EXERCISE DETAILS: Pick out each line below containing "Perfil".

INPUT RECORDS:
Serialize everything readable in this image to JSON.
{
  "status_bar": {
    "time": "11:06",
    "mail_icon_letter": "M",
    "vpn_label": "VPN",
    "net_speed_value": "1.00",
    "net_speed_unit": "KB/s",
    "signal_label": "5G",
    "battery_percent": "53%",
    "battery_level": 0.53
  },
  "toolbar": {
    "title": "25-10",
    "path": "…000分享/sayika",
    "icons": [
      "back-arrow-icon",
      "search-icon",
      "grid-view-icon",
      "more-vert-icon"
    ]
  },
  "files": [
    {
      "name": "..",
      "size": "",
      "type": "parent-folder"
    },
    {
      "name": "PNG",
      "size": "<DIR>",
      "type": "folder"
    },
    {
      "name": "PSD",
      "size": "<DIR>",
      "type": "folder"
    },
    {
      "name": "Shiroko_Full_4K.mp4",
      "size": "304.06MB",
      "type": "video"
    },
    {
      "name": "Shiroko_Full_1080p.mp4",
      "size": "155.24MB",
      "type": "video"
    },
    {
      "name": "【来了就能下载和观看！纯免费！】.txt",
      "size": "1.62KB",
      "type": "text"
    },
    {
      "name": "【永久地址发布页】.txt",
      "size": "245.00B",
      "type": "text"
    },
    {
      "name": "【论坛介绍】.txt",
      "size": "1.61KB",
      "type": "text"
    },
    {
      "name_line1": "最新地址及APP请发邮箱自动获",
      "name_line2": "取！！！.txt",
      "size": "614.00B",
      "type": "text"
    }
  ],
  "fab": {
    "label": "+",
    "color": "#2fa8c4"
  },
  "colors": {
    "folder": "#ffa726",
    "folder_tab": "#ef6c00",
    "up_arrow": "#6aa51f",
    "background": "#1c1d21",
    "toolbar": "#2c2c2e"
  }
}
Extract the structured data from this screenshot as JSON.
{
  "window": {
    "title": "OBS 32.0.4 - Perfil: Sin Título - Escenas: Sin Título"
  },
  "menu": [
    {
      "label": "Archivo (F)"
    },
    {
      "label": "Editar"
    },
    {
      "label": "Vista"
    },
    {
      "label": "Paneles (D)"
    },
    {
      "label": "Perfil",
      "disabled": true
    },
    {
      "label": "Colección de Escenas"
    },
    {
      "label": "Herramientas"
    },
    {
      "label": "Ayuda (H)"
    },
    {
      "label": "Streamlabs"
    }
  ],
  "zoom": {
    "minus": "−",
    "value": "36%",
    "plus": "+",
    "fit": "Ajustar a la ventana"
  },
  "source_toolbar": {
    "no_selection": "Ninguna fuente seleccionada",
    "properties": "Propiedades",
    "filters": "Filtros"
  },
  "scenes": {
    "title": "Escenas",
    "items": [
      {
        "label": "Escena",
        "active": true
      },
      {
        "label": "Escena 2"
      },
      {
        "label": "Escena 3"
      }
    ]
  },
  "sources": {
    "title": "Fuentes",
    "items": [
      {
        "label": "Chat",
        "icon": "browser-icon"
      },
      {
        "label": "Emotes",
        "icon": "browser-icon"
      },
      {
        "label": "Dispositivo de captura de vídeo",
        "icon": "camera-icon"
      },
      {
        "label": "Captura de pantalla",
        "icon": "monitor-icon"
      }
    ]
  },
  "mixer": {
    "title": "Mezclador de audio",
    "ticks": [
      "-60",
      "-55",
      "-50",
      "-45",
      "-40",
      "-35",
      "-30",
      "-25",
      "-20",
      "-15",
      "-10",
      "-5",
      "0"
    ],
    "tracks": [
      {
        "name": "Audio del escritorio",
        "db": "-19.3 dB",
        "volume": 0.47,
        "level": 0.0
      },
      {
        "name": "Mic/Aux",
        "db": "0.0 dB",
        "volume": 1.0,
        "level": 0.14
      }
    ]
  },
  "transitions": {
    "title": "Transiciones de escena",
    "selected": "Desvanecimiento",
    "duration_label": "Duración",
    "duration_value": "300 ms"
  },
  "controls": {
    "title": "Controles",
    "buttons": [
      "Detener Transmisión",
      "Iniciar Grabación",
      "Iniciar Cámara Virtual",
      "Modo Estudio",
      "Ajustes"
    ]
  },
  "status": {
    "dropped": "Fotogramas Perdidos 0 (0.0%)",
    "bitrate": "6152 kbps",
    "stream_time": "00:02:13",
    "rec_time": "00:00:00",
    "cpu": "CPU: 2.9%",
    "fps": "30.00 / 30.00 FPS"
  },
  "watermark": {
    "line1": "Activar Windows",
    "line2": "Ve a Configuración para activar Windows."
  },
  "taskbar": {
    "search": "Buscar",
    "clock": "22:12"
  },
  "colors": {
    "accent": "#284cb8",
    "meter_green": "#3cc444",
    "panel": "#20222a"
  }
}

WRITTEN SOLUTION:
    "title": "OBS 32.0.4 - Perfil: Sin Título - Escenas: Sin Título"
      "label": "Perfil",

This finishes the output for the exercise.